SOUTH CAROLINA PROGRAM INVESTIGATING FORMER QUARTERBACK’S ALLEGATIONS
By FITSNEWS || It’s been more than three years since former University of South Carolina starting quarterback Stephen Garcia last played football for the Gamecocks – but he’s managed to turn a disappointing 2014 season into a full-blown debacle.
One with potentially serious ramifications for the program he helped build …
Garcia dropped a bombshell this week, alleging that numerous players in the Southeastern Conference – including some of his former teammates – got paid “all day every day” for their autographs. These payments make the scandal involving Georgia running back (and former Heisman Trophy frontrunner) Todd Gurley seem “insignificant,” Garcia added.
“I am friends with a lot of players around the SEC and some of the stories they tell me, it makes the Todd Gurley thing seem insignificant by a long shot,” Garcia told Charlotte, N.C. radio station WFNZ. “I saw it all day, every day … I’m just being honest with you. I saw it firsthand with a lot of players and talking with other guys.”
Garcia – now a commentator with Saturday Down South – said one player received $160,000 during a single year for autographs, although he declined to name the player.
The University is investigating Garcia’s allegations – while the quarterback is responding to angry fans.
“Sorry for not lying folks,” Garcia wrote on his Twitter page.
Gurley was suspended indefinitely by Georgia earlier this month after it was alleged he received $400 to sign eighty items of memorabilia. Since then, Florida State University – home of the defending national champion Seminole football team – has announced it is investigating allegations that 2013 Heisman Trophy winner Jameis Winston also sold his signature.
“I think it is absolutely ridiculous that these kids can’t profit from their name, their likeness, and sign their name on their own jersey,” Garcia said. “I don’t understand that, and I really hope that that rule changes. I absolutely think that these guys deserve to get paid for their own damn autograph.”
We agree … and said as much in this expansive piece urging a complete overhaul of the current higher education-industrial complex.
Garcia added he would have taken money for his autograph, but no one offered because he was viewed as “a rich white kid.”
Garcia was booted from the Gamecock football team in October 2011 – a story that broke exclusively on FITS.
During his Gamecock career, Garcia posted a 20-14 record as a starter – including a 2-0 mark against arch-rival Clemson and a 2-1 mark against Georgia. He threw for 7,597 passing yards – one of only three quarterbacks in school history to reach the 7,500-yard threshold.

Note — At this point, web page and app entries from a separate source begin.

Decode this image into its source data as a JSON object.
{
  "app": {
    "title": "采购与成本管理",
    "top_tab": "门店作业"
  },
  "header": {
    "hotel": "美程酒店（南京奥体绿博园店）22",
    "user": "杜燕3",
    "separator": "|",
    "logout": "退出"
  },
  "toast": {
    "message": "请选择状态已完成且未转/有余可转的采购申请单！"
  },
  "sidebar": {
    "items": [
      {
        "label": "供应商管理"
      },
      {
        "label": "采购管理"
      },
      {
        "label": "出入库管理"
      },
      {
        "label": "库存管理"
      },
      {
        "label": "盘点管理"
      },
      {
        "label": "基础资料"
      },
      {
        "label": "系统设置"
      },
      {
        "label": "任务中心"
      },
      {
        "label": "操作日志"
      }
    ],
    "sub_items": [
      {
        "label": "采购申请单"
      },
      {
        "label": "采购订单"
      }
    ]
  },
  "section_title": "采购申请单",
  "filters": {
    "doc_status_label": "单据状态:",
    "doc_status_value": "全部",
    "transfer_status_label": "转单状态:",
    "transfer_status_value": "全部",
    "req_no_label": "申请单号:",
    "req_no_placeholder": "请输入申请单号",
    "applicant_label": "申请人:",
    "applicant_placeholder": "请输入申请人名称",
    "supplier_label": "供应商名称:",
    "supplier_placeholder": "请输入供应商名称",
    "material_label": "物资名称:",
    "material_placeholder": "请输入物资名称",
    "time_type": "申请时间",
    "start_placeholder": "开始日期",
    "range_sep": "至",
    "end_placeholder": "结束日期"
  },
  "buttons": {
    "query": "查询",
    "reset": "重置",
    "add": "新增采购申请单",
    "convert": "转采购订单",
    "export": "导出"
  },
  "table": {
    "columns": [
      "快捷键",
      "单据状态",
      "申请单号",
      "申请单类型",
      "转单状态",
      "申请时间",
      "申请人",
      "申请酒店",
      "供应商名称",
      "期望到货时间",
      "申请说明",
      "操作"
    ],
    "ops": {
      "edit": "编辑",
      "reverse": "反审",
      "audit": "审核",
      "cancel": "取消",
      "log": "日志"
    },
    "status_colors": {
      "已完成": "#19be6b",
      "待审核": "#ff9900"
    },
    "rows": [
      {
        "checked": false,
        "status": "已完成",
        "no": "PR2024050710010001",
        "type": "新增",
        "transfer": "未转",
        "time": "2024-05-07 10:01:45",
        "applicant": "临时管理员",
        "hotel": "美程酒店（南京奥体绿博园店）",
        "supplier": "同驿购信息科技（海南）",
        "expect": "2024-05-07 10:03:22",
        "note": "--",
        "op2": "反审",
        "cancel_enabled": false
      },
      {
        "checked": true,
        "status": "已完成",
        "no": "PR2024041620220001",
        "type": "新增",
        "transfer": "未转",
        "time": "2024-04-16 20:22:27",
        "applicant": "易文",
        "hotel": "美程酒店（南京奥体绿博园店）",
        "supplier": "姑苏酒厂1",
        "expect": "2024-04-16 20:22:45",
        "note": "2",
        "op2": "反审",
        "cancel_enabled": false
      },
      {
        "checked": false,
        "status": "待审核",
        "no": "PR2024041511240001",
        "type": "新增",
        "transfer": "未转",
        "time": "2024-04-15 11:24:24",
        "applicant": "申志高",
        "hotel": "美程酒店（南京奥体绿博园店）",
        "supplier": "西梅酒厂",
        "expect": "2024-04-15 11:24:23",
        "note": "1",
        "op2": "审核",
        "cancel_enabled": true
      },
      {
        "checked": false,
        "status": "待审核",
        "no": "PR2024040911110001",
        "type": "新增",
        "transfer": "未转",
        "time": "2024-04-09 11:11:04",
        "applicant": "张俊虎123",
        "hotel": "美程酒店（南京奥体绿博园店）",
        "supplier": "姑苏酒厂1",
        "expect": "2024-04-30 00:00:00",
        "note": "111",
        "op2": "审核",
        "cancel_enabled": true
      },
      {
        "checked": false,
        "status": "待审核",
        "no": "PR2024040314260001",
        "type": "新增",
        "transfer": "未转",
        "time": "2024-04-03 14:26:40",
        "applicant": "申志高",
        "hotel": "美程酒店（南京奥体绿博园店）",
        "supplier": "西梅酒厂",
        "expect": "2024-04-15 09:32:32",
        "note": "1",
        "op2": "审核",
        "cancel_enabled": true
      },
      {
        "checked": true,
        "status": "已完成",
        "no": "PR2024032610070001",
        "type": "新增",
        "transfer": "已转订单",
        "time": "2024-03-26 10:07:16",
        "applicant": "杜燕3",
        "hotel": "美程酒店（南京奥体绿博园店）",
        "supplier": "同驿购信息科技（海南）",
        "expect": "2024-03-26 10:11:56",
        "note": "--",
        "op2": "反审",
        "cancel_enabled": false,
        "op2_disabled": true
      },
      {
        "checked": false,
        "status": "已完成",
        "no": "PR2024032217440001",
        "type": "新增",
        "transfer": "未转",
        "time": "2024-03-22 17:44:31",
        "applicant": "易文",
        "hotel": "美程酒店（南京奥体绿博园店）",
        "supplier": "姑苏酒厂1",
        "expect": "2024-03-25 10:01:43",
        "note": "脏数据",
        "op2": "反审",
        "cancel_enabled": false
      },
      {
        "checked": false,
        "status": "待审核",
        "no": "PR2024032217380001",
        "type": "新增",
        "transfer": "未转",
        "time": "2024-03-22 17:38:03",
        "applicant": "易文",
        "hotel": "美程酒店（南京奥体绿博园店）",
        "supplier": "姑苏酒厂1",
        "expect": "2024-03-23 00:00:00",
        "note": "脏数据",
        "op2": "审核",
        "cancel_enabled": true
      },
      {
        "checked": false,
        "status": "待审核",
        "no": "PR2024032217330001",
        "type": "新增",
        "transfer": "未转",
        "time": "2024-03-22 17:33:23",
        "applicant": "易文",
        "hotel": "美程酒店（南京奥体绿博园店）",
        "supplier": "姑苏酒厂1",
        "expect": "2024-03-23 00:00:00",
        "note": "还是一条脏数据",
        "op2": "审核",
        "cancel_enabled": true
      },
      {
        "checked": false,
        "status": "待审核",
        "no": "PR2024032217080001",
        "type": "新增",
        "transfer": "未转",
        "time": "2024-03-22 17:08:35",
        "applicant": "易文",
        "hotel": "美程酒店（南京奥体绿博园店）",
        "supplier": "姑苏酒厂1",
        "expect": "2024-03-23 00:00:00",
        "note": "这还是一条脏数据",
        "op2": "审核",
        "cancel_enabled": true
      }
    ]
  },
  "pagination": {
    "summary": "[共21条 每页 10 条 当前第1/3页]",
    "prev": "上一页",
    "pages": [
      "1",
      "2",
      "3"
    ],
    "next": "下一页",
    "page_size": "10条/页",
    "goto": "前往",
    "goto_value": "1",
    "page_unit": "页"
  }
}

Garcia also ranks third on USC’s career list in completions (589) and touchdowns (47). In addition to his aerial exploits, Garcia rushed for 777 yards and 15 touchdowns during this three-and-a-half seasons in Columbia.
Garcia had a career year in 2010 – completing 64.2 percent of his passes and throwing for 3,059 yards and 20 touchdowns. Along with the emergence of running back Marcus Lattimore, he helped lead the Gamecocks to their first-ever SEC Eastern Division championship.
Garcia’s 2010 season was highlighted by “The Drive” – a 15-play, 82-yard march against top-ranked Alabama that helped put away the defending national champions and give the USC program its biggest win ever.
Garcia’s success was followed by a tumultuous off-season, though – beginning with our explosive report the following March detailing his shenanigans at the Chick-Fil-A bowl in Atlanta in December 2010. Those exploits earned Garcia a one-week suspension at the beginning of spring practice in 2011 – but the real drama began in early April of that year when USC suspended Garcia indefinitely for his conduct at a “life skills” event organized by the Southeastern Conference.
This website has always liked Garcia. Clearly he was never the most disciplined player – which is why he’s not playing in the NFL right now – but we’ve always respected his grit and his straightforwardness.
And irrespective of how these less-than-specific allegations pan out, the bottom line is he’s right on this issue …